→ Work instructions: Whenever a line carries the word "SEGUIR", pull it out of the entries.

→ Source material:
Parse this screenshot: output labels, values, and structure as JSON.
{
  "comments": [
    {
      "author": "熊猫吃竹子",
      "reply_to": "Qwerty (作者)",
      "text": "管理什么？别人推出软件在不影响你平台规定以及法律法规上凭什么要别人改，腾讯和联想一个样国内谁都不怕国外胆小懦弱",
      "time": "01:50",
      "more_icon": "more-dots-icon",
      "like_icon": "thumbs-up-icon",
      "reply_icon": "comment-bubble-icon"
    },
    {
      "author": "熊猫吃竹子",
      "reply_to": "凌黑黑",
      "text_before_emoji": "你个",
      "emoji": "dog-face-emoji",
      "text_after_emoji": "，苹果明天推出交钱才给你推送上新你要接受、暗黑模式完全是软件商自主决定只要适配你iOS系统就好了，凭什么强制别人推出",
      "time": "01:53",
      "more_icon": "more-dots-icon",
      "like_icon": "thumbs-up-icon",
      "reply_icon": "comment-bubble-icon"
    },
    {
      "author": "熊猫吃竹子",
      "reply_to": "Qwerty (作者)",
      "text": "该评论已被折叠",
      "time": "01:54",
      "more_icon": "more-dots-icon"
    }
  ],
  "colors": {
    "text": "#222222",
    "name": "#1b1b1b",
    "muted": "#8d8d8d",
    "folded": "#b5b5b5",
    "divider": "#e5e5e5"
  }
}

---

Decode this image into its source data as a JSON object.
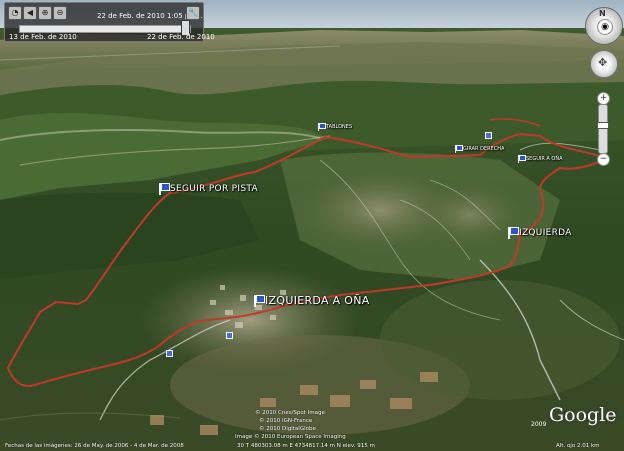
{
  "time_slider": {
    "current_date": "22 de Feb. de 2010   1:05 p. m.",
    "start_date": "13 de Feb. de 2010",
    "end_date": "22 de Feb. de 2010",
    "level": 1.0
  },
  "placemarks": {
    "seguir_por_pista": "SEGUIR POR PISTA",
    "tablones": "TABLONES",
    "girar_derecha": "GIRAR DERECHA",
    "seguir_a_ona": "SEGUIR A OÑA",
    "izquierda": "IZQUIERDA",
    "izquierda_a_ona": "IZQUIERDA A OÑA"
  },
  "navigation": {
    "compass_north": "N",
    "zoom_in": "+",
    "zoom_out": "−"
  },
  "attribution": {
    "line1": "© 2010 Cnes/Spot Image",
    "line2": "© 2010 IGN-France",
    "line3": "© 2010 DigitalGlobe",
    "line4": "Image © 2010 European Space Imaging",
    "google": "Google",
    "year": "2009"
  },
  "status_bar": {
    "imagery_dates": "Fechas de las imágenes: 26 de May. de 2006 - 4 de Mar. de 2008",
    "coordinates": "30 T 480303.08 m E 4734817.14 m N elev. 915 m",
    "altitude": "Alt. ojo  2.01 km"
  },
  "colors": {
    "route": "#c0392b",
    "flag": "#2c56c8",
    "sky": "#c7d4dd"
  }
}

→ Response area:
    "seguir_por_pista": "SEGUIR POR PISTA",
    "seguir_a_ona": "SEGUIR A OÑA",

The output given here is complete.